(Saved data entries)
------------------------------------------------------------

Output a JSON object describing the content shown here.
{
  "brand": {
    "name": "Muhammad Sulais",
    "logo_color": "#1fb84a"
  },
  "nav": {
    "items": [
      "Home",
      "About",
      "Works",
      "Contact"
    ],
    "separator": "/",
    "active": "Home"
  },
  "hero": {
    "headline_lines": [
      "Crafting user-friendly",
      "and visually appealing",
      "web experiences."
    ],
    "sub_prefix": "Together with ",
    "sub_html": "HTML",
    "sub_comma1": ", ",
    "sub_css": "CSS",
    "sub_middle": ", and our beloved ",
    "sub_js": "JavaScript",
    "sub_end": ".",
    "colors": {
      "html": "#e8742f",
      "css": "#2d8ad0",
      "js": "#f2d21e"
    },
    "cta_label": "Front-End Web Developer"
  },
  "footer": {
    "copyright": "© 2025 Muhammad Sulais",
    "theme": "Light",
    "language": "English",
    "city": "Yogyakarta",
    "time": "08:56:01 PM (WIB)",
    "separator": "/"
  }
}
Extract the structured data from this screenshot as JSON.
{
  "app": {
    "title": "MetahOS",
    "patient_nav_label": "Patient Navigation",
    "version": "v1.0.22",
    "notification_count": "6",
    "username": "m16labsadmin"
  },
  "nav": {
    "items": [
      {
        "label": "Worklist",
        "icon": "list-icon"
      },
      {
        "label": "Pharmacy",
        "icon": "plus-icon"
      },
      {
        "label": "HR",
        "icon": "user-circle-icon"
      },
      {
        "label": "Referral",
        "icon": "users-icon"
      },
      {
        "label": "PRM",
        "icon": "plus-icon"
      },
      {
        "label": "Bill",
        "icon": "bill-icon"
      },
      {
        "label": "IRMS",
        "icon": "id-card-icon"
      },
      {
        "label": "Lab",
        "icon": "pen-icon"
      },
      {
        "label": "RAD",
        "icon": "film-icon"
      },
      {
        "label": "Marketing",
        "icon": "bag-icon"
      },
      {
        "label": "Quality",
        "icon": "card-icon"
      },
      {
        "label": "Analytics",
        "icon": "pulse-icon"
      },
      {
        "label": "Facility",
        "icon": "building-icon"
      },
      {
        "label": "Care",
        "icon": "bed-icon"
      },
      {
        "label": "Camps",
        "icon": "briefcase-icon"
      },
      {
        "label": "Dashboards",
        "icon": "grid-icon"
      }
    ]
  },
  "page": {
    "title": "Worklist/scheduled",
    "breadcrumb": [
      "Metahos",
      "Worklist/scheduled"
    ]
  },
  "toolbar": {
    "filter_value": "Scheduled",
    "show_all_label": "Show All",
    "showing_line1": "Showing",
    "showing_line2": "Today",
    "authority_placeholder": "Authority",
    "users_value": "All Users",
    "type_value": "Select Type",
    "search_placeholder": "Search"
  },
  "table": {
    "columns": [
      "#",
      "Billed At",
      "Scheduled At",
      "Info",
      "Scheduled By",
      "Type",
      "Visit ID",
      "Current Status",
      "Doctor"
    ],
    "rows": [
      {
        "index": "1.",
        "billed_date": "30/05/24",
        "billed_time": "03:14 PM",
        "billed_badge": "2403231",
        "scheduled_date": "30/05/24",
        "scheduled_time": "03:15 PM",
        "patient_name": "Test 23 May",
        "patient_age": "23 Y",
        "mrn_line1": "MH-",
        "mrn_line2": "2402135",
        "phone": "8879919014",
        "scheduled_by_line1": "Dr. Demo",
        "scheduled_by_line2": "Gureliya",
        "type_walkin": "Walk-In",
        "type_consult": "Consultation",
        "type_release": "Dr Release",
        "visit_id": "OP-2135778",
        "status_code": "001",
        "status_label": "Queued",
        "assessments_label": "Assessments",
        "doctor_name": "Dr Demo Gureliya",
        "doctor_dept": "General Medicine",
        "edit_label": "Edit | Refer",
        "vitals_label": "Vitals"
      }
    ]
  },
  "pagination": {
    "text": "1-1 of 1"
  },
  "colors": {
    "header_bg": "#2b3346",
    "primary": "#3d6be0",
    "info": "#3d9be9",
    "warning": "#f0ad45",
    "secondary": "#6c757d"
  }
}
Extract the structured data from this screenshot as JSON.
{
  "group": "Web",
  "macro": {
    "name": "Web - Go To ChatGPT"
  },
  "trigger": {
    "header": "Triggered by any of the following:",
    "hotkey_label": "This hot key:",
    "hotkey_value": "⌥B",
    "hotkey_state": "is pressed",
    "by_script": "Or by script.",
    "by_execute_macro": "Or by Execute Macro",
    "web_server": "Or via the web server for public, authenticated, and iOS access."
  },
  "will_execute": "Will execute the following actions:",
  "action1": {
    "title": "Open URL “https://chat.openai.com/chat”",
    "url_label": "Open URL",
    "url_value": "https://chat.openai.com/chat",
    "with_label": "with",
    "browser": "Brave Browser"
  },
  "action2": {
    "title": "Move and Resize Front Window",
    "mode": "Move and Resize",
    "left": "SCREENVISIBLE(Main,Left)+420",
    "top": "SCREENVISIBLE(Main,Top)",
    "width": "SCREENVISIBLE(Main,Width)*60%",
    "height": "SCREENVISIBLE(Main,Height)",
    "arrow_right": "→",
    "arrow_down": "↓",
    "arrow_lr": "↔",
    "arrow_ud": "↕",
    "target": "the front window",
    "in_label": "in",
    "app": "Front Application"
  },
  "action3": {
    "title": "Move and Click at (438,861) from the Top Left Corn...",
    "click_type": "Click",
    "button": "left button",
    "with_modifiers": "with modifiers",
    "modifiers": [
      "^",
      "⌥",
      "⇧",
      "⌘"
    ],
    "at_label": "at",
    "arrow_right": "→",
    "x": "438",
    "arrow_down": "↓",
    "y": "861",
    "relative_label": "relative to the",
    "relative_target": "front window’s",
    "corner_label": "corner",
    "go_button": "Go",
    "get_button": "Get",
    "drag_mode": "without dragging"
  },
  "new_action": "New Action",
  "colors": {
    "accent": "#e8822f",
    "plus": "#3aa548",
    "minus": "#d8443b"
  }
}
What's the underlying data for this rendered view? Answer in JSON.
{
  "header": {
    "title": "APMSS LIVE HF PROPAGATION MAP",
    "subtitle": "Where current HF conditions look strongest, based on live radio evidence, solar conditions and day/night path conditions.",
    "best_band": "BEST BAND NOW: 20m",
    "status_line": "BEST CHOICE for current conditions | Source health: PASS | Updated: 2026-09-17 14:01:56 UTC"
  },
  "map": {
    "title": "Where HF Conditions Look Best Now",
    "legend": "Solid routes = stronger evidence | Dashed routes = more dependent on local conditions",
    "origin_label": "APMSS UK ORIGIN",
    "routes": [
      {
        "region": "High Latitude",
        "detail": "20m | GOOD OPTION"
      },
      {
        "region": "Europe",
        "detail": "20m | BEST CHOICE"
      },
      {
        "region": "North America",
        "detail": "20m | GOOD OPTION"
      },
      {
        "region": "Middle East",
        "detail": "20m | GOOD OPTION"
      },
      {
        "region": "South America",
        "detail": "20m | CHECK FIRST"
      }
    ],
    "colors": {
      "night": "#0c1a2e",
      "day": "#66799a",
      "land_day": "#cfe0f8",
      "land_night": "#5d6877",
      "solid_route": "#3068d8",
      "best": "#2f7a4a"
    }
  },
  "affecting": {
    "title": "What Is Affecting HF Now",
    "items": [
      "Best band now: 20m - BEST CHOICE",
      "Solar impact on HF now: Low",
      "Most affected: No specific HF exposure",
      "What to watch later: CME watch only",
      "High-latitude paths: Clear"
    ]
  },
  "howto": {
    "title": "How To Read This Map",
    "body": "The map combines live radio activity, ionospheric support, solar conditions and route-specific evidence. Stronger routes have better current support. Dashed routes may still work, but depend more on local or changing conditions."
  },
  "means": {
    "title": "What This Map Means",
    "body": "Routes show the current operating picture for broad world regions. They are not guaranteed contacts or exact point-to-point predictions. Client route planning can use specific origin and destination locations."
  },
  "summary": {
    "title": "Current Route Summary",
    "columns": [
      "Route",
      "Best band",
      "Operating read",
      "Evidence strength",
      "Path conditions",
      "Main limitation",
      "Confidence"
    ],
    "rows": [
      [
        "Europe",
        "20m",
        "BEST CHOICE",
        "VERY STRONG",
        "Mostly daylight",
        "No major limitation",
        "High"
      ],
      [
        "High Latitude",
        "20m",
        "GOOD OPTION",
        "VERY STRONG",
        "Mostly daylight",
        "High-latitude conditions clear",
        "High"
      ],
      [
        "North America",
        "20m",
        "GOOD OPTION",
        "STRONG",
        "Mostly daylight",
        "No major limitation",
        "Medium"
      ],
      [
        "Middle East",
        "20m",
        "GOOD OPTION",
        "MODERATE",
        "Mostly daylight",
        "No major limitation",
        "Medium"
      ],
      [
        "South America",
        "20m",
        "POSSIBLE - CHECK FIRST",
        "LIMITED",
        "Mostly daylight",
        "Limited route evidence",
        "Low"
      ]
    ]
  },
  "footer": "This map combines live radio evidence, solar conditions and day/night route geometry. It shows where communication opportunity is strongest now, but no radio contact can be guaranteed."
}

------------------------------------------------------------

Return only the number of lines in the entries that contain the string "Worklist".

3